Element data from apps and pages
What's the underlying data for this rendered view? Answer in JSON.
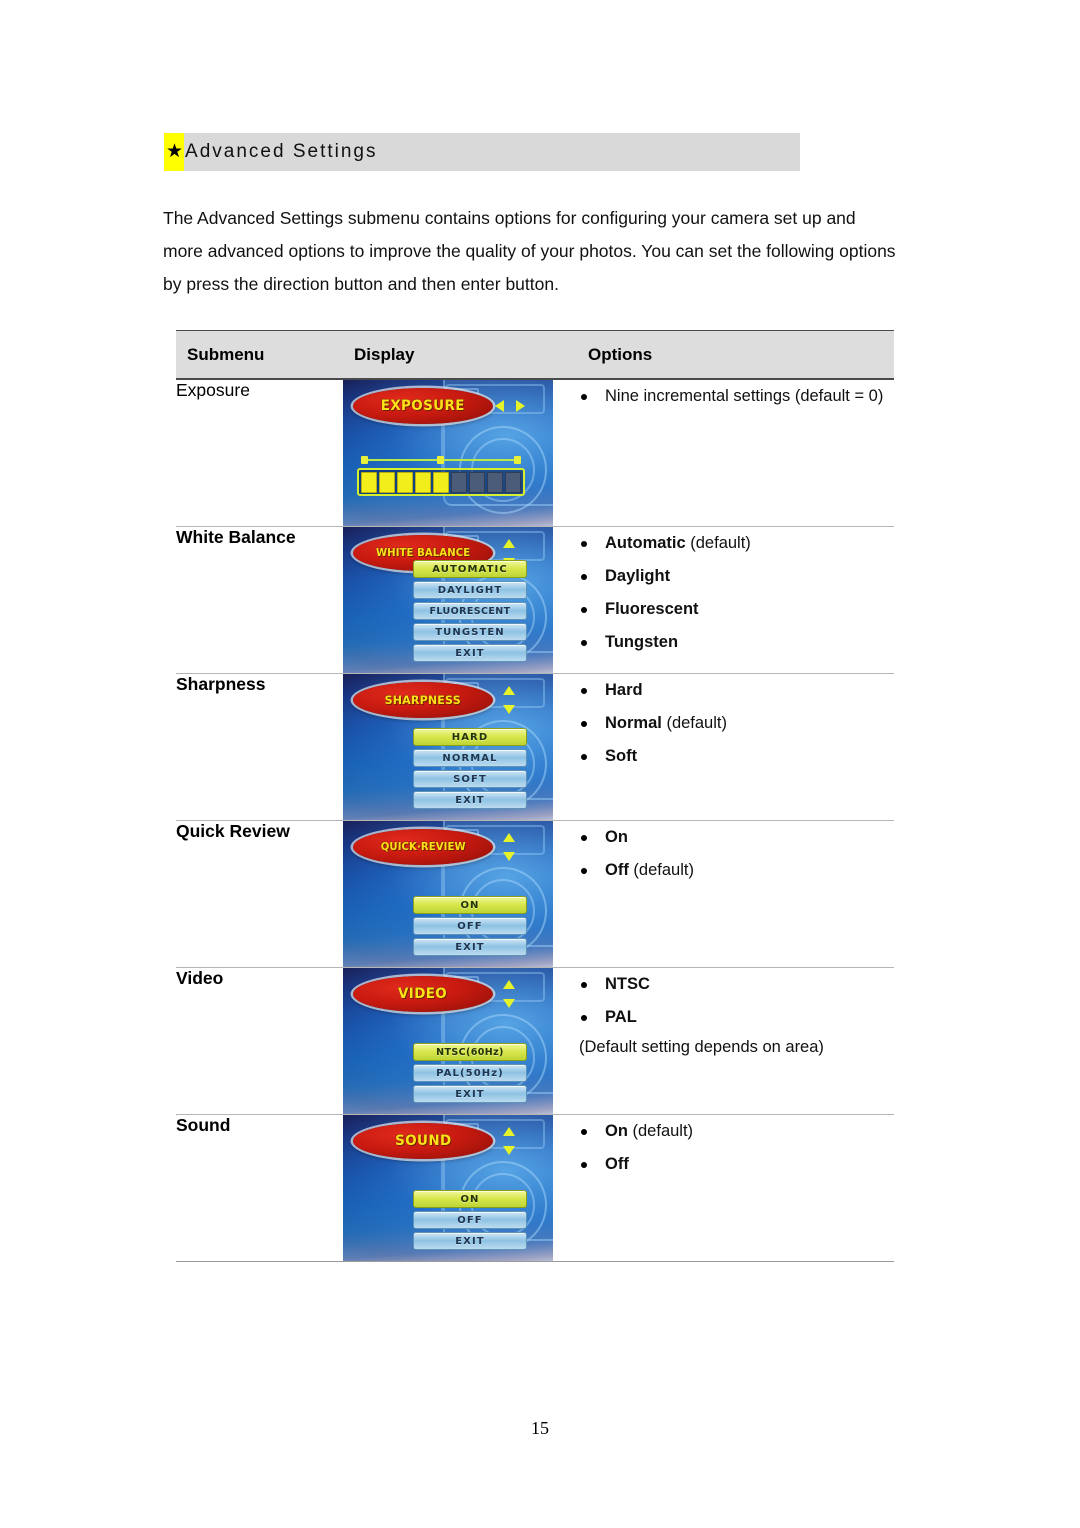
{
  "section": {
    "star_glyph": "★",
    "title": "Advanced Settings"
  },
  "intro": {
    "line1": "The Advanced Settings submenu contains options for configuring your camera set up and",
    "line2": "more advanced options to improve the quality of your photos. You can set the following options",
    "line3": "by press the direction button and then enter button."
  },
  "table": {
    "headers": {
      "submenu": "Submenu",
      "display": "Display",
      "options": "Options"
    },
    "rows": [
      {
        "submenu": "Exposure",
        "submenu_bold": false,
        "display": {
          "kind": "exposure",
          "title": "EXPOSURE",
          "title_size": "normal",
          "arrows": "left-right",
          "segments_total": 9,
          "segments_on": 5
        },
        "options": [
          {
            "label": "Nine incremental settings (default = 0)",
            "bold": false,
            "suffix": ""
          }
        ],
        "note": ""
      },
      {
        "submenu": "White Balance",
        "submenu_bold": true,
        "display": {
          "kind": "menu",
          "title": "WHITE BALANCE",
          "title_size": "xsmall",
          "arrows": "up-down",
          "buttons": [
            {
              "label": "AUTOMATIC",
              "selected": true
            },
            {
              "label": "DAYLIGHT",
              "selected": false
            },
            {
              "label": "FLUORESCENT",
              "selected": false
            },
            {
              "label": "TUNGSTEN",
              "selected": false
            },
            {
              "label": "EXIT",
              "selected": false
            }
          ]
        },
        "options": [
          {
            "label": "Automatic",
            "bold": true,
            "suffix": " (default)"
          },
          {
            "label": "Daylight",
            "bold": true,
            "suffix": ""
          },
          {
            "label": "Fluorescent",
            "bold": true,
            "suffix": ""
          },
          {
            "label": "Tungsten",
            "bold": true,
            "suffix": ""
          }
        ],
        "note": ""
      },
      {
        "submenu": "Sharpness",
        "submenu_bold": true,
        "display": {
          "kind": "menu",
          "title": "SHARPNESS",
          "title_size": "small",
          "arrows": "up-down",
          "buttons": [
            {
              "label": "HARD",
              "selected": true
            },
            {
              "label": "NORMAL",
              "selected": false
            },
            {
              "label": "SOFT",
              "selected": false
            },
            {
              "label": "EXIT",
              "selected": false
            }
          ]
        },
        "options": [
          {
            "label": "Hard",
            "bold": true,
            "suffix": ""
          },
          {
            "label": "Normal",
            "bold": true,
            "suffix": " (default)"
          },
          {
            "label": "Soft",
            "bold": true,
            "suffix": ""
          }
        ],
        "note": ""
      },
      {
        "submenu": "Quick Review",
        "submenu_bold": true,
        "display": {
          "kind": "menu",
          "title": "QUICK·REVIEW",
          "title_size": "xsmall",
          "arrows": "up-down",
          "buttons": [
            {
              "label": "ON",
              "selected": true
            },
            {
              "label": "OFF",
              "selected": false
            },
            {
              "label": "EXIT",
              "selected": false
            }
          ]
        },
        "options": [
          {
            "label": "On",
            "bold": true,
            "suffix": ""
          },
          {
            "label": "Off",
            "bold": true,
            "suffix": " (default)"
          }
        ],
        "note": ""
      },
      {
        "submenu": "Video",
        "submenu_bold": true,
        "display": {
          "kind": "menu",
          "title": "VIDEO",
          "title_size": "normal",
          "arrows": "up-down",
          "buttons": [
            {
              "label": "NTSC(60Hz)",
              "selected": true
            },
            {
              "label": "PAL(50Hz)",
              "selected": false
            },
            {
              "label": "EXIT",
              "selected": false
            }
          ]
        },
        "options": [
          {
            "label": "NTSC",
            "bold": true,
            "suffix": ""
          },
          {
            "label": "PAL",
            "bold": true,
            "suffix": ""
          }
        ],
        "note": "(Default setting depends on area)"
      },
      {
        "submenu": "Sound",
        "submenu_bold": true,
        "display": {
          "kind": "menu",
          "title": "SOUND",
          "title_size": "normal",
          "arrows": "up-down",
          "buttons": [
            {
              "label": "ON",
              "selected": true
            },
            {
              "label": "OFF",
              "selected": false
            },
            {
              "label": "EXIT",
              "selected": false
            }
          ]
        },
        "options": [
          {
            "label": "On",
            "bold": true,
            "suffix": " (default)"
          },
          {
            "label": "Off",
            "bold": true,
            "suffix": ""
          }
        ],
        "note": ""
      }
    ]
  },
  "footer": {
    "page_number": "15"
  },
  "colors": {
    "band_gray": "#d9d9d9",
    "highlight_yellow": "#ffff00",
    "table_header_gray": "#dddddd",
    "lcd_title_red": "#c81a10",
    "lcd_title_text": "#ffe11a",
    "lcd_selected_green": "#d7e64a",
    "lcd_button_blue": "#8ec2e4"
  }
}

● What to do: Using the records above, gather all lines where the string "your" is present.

● Exercise answer:
    "line1": "The Advanced Settings submenu contains options for configuring your camera set up and",
    "line2": "more advanced options to improve the quality of your photos. You can set the following options",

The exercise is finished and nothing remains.